ASSIGNED TASK
From the entries that follow, copy each line in which "basic" appears.

Records from a data collection:
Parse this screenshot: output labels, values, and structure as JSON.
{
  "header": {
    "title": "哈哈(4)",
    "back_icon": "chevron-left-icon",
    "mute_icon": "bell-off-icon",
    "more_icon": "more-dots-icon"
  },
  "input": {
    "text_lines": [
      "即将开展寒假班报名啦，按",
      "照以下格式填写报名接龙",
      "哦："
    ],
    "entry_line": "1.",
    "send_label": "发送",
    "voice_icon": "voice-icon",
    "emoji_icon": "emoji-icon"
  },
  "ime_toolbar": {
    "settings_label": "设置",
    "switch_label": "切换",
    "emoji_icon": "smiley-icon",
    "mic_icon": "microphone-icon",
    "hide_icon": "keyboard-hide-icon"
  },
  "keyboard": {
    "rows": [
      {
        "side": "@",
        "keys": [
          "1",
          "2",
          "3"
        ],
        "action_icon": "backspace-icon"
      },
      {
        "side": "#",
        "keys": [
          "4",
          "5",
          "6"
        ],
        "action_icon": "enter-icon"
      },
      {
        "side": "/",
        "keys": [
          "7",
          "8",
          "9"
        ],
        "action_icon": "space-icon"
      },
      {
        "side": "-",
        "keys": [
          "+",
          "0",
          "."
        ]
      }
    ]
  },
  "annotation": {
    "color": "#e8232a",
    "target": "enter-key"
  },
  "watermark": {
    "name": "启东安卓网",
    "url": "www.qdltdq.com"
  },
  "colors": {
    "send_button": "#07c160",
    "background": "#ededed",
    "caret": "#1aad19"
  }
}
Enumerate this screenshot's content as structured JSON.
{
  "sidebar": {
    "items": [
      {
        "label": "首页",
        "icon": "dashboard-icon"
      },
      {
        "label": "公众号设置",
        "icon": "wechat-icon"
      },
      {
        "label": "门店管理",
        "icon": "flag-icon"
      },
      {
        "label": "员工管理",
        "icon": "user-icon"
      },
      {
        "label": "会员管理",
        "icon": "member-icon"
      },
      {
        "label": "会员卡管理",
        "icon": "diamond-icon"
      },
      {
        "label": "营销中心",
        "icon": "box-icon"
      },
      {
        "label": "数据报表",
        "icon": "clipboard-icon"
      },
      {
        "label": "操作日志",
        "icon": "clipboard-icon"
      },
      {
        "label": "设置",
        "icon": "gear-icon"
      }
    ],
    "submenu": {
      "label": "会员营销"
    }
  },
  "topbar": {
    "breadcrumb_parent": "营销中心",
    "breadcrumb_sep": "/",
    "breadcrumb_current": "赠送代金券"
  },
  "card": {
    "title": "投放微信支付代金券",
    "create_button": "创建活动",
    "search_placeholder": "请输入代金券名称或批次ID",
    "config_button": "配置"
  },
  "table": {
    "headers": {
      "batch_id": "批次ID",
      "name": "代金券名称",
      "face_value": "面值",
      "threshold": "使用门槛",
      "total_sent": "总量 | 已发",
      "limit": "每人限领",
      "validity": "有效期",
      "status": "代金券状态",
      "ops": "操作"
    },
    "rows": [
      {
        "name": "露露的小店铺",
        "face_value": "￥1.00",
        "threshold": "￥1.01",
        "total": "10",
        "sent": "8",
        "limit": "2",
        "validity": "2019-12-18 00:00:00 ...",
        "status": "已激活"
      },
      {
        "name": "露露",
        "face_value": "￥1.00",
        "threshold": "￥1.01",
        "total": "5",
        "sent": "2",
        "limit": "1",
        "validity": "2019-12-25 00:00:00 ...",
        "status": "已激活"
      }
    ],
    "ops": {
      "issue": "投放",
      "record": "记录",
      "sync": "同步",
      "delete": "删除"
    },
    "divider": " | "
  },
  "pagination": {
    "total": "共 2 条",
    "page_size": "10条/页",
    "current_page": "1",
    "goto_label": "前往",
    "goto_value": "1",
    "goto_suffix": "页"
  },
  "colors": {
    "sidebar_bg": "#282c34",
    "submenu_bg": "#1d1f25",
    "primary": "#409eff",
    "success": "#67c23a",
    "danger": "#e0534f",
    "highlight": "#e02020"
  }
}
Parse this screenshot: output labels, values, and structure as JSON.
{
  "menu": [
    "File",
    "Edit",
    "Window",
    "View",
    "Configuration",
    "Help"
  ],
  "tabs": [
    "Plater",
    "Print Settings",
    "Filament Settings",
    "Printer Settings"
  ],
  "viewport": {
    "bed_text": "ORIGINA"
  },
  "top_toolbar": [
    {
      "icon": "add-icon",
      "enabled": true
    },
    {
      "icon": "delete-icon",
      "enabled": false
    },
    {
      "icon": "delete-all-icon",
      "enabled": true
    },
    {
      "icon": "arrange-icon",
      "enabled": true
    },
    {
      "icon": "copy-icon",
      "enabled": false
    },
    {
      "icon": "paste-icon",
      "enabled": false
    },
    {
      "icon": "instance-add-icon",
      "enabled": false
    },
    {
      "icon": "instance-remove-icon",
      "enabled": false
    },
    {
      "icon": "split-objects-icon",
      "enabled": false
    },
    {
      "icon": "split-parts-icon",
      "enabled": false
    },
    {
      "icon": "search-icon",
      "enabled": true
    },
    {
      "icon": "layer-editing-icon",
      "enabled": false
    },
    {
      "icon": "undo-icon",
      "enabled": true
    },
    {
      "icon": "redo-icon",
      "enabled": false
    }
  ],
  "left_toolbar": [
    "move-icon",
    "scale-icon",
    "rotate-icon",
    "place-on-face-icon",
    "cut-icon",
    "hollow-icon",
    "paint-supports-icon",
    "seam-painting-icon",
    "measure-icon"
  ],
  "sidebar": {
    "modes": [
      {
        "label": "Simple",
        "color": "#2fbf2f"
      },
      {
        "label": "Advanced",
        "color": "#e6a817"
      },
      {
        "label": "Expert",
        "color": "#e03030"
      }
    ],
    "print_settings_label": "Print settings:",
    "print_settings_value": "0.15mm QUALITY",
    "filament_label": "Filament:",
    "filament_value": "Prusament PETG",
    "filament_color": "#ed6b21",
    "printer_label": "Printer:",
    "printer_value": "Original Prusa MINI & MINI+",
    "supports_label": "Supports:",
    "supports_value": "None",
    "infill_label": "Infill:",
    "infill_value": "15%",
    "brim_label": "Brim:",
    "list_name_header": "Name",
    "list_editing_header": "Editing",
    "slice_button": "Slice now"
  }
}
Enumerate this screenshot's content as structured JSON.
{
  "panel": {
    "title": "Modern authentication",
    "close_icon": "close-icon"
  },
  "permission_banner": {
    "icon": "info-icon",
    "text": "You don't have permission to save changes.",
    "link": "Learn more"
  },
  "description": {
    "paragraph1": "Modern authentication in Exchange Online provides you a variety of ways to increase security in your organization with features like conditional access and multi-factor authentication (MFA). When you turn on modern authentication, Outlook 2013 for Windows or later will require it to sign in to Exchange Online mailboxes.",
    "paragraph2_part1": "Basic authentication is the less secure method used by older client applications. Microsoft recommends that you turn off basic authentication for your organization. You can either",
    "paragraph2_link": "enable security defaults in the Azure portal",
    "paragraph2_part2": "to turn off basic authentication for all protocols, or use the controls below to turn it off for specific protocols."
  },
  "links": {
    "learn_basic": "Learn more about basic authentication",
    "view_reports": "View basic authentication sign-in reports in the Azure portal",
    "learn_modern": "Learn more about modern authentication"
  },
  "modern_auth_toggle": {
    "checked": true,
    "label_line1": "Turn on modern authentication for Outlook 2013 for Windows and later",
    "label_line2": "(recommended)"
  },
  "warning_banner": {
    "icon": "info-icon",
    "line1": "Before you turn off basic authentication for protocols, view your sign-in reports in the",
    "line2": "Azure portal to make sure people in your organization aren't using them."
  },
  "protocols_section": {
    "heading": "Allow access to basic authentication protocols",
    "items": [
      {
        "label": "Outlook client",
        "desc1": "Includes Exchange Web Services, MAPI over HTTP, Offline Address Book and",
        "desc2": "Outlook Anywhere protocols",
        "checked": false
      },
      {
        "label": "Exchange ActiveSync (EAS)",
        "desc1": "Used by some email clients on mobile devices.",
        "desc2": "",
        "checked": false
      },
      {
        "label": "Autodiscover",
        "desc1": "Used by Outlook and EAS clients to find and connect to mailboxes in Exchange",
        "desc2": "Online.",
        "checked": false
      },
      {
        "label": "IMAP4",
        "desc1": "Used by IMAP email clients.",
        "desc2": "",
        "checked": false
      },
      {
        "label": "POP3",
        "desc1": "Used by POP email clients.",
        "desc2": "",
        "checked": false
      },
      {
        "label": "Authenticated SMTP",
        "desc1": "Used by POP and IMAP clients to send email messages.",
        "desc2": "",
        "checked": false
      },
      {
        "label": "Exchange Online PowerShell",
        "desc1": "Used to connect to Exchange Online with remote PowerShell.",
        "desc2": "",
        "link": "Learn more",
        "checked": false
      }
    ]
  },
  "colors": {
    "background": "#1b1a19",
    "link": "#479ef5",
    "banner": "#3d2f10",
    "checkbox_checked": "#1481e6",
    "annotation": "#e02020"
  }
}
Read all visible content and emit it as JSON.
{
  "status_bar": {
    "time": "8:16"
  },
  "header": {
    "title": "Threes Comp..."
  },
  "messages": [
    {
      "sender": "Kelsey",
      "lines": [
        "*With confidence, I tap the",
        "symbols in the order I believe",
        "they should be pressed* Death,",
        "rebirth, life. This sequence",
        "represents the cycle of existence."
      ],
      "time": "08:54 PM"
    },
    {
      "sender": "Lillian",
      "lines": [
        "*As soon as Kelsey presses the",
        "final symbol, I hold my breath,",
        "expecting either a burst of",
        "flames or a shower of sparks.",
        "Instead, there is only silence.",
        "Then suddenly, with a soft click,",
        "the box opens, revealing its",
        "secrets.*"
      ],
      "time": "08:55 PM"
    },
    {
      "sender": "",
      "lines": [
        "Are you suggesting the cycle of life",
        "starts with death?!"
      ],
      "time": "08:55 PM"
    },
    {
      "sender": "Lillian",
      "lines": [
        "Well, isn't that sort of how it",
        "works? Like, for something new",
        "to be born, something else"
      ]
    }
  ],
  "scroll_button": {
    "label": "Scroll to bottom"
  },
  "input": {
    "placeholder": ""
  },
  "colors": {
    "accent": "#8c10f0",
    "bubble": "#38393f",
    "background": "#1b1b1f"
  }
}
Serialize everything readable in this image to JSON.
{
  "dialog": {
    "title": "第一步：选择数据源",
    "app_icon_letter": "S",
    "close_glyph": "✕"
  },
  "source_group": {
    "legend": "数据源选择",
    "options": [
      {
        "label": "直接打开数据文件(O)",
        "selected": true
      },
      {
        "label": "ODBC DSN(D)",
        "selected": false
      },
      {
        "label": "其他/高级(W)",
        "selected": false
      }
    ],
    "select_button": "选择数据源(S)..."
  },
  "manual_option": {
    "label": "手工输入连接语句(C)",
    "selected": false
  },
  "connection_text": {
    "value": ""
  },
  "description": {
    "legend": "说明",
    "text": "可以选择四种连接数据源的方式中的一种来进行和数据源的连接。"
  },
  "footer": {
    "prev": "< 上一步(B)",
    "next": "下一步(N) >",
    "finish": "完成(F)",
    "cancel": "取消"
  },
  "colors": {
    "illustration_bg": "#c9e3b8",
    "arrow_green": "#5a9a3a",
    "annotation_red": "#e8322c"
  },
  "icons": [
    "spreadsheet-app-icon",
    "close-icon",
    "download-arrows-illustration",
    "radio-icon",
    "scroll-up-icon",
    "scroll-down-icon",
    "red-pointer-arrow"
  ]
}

ANSWER SPACE
    "paragraph2_part1": "Basic authentication is the less secure method used by older client applications. Microsoft recommends that you turn off basic authentication for your organization. You can either",
    "paragraph2_part2": "to turn off basic authentication for all protocols, or use the controls below to turn it off for specific protocols."
    "learn_basic": "Learn more about basic authentication",
    "view_reports": "View basic authentication sign-in reports in the Azure portal",
    "line1": "Before you turn off basic authentication for protocols, view your sign-in reports in the",
    "heading": "Allow access to basic authentication protocols",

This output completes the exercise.